Page and application data records:

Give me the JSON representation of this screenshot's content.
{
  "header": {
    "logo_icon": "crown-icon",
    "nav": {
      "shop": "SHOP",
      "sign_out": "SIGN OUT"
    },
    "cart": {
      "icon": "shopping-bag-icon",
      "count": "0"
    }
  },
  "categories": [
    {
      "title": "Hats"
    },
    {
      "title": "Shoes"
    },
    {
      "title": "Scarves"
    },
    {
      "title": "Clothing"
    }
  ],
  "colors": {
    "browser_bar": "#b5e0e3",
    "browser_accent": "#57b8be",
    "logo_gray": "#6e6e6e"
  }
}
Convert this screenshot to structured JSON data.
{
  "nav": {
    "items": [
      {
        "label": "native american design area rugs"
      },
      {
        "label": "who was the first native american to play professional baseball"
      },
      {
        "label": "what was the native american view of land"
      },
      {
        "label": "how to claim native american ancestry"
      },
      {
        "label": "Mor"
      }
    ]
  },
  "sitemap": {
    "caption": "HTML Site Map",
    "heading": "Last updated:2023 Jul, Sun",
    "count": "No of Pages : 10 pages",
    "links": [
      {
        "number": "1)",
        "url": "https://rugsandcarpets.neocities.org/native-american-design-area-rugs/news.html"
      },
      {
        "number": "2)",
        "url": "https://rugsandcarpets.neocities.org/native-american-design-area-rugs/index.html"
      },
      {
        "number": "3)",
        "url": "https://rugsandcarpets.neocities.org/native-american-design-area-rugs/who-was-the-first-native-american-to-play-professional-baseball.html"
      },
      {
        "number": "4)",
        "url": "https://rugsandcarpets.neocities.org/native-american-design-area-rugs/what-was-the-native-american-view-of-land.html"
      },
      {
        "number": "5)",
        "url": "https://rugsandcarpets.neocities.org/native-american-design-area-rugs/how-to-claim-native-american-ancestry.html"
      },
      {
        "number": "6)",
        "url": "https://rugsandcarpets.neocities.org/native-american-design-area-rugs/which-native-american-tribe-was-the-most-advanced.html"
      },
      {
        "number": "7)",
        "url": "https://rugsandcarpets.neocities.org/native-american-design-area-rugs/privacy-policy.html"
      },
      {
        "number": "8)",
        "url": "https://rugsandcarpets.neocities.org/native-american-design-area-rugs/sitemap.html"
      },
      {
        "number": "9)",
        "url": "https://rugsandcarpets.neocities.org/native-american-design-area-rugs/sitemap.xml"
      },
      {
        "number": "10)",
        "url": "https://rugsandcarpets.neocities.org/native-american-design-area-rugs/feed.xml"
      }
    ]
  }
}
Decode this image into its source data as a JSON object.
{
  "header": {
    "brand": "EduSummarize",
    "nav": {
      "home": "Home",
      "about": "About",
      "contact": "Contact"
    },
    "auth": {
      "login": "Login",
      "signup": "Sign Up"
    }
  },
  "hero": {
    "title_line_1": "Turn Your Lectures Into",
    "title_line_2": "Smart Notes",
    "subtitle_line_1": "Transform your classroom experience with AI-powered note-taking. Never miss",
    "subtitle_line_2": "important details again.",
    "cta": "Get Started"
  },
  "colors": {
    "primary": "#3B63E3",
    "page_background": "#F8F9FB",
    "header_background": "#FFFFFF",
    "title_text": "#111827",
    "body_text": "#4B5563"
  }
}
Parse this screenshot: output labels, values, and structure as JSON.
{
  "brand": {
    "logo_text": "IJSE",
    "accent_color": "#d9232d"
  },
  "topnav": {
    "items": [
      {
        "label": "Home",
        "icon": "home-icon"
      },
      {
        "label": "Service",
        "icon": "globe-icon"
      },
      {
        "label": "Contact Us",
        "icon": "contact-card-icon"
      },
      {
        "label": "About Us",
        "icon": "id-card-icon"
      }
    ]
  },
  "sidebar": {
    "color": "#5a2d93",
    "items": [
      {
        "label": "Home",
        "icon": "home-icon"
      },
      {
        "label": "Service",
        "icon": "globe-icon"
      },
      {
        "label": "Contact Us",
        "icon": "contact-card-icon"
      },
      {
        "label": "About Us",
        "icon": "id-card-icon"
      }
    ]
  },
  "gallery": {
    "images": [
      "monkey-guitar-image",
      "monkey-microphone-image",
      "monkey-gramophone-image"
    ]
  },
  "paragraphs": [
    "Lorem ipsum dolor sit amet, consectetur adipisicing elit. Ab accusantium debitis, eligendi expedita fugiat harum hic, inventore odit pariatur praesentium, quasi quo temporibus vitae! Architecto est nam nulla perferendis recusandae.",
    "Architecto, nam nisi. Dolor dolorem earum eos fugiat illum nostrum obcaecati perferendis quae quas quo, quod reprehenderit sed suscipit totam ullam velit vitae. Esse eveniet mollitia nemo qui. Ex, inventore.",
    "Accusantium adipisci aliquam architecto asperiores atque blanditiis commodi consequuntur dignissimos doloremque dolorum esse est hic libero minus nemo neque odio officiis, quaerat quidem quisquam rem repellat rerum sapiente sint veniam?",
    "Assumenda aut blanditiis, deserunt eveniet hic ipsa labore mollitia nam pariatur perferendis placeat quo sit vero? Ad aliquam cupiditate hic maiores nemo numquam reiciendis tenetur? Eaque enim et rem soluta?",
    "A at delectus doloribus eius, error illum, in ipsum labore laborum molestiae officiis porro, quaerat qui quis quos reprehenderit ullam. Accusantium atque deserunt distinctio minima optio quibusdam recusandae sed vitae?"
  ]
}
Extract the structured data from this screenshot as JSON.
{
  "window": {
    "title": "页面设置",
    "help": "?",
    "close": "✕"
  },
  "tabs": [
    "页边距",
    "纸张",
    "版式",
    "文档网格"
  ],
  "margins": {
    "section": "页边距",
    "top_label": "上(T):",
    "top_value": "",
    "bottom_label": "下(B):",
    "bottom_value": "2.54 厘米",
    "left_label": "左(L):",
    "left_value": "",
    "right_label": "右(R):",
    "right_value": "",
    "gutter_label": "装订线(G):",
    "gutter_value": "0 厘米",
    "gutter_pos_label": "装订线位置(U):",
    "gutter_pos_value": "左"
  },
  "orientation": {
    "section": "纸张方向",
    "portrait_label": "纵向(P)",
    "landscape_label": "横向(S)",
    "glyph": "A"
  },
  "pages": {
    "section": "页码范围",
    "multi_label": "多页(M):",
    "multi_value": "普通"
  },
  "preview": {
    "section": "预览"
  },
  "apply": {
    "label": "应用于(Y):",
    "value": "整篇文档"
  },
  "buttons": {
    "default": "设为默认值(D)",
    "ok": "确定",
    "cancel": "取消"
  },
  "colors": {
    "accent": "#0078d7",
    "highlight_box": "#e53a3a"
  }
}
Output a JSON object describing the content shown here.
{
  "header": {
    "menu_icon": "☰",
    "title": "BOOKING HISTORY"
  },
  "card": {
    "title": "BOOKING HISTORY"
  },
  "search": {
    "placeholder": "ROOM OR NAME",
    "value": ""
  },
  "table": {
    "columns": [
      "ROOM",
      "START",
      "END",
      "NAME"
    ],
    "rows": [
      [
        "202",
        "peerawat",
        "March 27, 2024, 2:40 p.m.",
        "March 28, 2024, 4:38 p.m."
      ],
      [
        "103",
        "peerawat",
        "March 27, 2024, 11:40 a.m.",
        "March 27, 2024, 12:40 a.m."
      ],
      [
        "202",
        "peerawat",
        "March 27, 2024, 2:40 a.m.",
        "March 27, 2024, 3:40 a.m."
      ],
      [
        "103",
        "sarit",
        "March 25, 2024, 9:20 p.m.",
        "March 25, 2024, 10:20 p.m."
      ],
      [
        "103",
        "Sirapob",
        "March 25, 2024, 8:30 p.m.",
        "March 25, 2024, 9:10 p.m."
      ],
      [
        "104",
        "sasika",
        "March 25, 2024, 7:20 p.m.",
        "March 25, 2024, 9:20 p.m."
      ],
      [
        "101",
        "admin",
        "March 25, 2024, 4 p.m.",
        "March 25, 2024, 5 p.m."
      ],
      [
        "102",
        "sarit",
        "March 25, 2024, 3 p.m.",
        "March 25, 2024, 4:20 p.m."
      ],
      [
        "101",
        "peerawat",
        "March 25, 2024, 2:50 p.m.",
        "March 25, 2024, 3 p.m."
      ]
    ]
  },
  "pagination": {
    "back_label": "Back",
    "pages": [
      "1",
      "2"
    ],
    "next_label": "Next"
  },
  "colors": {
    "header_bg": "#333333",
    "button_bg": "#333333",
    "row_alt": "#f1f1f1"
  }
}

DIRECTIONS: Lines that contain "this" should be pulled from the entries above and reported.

EXERCISE ANSWER:
Give me the JSON representation of this screenshot's content.
Convert this screenshot to structured JSON data.
Decode this image into its source data as a JSON object.
Parse this screenshot: output labels, values, and structure as JSON.
Extract the structured data from this screenshot as JSON.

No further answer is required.